Both of these types of delusional thinking can be fueled by visual and auditory hallucinations. The person may feel someone else is talking to him or her. The person may also see people or animals that are not there. Delusions of grandeur may result from a hallucination that an angel or saint has visited the person and given them special instructions. Conversely, those with persecutory beliefs may see people not present who are coming to destroy them, and thus experience extreme fear.
Hallucinations may also be the result of taking drugs or medications with hallucinogenic properties. Native Americans made use of peyote to evoke visions during vision quests. Many in the drug culture of the late 1960s welcomed the visions brought on by drugs like LSD.
Hallucinogenic drugs can cause visual or auditory visions, but usually do not involve visitations. Instead, visual and auditory distortions of one’s surroundings are most common. The drug culture welcomed these distortions and felt that they opened their consciousness to a greater understanding of the world.

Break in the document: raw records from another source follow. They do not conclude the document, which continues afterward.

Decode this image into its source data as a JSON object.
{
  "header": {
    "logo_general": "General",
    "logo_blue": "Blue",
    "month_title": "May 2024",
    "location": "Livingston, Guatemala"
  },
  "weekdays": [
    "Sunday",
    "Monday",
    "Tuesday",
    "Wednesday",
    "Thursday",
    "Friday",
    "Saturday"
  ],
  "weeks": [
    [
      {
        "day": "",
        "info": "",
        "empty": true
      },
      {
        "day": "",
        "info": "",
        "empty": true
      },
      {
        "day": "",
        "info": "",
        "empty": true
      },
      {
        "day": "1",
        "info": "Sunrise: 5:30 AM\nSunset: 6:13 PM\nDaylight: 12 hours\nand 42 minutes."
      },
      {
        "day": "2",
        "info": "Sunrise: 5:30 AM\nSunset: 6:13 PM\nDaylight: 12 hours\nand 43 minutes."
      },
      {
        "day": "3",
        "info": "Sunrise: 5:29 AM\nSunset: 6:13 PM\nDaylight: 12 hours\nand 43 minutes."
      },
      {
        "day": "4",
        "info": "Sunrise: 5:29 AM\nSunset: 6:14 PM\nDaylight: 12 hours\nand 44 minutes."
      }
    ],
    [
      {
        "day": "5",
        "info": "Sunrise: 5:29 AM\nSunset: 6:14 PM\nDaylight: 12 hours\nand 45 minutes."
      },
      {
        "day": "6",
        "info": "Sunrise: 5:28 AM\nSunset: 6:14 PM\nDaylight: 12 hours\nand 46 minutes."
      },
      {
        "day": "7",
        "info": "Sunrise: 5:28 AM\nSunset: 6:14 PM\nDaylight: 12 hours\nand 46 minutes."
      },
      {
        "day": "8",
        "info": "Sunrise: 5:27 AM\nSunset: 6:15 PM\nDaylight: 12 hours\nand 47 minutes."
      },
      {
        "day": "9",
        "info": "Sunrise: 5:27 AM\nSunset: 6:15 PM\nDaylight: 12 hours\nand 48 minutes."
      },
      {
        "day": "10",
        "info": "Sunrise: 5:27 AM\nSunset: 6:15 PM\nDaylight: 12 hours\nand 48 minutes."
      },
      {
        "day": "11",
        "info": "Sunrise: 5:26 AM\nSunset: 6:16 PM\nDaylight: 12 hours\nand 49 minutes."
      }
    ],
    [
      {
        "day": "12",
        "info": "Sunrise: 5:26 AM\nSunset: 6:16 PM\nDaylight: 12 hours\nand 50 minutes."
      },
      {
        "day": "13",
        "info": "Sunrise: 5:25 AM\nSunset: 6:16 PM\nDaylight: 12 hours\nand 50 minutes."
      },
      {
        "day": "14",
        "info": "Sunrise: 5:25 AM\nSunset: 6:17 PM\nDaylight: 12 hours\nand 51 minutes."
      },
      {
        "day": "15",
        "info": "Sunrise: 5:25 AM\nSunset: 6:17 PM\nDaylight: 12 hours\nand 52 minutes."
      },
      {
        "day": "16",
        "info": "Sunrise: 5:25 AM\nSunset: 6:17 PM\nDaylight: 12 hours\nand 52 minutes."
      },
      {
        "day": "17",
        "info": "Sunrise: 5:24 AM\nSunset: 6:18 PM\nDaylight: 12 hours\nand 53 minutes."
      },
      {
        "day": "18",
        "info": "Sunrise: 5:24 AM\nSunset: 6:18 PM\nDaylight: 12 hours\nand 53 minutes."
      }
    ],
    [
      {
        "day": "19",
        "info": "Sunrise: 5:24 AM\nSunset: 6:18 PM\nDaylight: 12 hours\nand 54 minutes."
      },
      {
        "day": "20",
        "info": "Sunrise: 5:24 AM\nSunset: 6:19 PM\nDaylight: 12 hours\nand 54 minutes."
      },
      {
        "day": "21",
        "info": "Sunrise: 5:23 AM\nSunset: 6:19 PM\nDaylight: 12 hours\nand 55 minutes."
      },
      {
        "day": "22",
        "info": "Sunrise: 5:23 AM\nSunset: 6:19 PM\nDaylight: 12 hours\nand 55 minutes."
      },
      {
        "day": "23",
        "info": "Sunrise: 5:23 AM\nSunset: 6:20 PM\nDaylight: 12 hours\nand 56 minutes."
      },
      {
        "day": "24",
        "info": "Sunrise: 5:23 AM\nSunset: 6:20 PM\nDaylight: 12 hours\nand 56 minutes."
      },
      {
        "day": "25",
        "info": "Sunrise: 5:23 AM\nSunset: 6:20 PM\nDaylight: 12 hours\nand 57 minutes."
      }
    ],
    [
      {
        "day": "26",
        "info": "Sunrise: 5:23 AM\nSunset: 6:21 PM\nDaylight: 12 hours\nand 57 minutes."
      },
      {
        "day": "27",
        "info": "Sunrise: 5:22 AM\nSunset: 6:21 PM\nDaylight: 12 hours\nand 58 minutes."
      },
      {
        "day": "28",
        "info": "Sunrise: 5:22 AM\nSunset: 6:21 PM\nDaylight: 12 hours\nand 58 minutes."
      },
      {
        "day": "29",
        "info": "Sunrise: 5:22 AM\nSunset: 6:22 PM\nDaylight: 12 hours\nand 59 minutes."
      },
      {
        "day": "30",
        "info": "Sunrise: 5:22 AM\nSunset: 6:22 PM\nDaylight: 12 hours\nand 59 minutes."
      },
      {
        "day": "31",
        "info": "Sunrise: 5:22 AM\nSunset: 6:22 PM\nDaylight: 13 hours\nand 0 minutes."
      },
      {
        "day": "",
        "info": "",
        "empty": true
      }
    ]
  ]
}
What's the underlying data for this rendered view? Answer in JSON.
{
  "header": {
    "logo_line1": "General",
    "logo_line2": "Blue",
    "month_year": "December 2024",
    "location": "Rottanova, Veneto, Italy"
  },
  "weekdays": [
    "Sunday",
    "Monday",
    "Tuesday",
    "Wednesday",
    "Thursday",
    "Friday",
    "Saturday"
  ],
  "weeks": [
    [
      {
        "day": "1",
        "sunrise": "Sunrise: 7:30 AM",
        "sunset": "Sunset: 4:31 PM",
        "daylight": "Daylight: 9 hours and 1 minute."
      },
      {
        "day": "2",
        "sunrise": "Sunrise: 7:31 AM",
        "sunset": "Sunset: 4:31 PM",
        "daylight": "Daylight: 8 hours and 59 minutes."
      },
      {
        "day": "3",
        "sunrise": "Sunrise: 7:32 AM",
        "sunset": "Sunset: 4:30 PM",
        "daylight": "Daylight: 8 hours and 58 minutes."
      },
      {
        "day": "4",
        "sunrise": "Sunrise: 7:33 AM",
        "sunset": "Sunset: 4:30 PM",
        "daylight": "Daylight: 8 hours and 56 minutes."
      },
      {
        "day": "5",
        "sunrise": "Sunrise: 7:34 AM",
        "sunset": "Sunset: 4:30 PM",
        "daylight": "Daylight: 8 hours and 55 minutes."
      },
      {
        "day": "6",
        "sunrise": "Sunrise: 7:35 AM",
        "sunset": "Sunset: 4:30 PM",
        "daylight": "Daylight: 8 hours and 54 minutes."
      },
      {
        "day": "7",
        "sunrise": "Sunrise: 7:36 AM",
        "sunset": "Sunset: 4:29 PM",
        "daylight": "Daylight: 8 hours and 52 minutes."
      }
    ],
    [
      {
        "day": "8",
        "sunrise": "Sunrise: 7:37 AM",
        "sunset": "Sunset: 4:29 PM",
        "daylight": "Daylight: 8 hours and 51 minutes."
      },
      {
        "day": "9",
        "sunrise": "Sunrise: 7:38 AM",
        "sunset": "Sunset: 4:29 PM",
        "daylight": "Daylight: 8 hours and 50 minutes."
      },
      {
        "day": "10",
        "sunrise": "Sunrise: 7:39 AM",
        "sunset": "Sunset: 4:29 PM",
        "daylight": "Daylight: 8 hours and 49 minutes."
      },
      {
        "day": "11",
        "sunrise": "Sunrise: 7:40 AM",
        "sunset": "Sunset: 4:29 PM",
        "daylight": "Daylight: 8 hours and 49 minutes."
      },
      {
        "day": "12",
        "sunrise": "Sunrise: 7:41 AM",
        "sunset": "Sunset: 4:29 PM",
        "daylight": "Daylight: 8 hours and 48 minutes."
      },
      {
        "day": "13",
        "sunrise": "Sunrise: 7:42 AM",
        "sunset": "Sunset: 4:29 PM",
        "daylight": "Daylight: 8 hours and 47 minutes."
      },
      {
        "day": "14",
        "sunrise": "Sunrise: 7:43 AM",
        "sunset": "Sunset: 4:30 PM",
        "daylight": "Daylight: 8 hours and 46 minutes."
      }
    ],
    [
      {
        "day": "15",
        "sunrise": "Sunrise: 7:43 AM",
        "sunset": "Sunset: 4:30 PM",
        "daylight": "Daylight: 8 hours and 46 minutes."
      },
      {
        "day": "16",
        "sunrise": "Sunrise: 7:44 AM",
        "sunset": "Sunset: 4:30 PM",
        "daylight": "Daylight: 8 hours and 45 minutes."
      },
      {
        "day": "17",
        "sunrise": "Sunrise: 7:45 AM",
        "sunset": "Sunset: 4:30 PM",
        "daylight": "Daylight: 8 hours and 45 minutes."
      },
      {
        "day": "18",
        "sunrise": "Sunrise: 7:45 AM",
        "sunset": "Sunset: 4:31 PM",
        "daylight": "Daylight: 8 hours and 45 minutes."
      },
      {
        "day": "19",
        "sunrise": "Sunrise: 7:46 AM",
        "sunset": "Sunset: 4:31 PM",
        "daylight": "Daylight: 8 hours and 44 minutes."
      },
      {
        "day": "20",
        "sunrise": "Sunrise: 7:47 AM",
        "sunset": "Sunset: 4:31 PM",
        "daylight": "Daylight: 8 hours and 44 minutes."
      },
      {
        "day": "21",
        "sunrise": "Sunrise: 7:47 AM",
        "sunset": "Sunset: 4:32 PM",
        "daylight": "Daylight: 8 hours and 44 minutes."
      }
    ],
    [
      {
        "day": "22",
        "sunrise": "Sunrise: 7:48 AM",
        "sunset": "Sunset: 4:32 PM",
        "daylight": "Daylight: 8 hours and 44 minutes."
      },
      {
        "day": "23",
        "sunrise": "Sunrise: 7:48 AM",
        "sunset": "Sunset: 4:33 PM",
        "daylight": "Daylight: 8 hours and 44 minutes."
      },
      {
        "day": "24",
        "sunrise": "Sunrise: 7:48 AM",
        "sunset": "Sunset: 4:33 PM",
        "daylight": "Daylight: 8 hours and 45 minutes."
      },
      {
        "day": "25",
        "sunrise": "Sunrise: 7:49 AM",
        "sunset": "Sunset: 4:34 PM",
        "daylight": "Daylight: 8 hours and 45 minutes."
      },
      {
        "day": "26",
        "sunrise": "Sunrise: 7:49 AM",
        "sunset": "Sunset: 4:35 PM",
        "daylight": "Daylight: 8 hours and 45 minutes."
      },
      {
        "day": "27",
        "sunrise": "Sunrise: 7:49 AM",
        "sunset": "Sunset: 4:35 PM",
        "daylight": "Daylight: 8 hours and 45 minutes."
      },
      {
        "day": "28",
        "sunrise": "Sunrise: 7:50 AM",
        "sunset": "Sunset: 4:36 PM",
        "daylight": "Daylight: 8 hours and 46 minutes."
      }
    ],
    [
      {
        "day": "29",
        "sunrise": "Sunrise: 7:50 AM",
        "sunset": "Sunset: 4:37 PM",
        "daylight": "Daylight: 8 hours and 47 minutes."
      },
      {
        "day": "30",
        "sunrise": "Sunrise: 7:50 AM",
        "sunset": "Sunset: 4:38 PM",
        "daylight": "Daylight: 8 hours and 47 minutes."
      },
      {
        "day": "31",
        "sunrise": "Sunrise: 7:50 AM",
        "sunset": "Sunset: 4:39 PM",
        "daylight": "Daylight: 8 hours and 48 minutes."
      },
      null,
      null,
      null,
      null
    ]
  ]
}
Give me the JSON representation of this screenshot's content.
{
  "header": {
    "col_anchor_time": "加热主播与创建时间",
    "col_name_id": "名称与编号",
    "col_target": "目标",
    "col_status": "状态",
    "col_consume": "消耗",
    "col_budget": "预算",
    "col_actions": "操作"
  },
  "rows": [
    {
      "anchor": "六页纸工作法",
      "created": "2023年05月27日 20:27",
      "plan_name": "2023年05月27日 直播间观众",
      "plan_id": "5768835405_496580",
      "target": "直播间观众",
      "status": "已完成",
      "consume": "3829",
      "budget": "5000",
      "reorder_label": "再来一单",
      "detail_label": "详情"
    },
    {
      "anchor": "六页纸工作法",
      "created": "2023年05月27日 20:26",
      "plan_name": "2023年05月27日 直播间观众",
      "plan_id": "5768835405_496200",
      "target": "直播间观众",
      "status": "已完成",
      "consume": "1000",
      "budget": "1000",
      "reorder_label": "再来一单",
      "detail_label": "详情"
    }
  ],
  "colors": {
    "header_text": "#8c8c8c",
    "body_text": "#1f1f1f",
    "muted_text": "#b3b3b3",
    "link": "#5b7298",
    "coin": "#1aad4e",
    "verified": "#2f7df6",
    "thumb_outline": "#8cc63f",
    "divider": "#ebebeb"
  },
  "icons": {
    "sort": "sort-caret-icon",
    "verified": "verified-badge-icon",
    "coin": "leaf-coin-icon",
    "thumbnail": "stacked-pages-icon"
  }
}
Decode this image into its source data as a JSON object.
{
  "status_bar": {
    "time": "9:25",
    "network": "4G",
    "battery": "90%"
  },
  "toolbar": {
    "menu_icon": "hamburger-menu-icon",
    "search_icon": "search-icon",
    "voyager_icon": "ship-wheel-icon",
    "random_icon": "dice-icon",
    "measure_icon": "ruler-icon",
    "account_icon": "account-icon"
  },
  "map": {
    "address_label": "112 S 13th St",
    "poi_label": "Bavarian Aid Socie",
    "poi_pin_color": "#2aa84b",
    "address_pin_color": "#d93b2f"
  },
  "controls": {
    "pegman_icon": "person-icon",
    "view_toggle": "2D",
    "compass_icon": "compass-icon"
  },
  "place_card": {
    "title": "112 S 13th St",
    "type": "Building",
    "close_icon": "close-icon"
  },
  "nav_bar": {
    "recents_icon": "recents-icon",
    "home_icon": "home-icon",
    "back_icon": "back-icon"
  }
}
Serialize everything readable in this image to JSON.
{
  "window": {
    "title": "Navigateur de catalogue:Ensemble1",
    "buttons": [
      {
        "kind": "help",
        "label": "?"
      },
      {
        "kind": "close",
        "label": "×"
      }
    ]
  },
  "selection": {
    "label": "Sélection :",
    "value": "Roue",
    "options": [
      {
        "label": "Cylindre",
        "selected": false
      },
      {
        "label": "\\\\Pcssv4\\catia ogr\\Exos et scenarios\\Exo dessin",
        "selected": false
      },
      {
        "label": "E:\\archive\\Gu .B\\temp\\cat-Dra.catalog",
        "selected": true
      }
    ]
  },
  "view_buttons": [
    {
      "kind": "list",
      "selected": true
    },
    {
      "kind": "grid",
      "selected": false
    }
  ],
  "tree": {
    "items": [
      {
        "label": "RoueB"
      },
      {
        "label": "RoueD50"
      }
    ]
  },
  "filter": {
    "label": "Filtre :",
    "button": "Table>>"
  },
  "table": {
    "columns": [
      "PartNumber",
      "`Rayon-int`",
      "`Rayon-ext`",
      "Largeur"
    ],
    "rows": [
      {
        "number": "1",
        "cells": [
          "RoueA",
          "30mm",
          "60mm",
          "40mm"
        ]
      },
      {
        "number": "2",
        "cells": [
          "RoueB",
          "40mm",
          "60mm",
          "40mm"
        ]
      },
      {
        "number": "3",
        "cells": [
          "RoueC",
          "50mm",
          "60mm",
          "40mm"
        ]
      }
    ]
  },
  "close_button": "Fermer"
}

Those who purposefully used hallucinogens had a distinct advantage over those with mental illness. They tended to be able to distinguish between delusion and reality when drugs cleared their system. The schizophrenic usually cannot make this distinction without treatment. Even with treatment, some delusions may exist that the schizophrenic must try to block out. Those in manic states of bipolar may be slightly more aware that delusions are not real, and will be especially aware of this in depressed cycles. Again, medical treatment and therapy can help put a stop to delusional thinking or perception.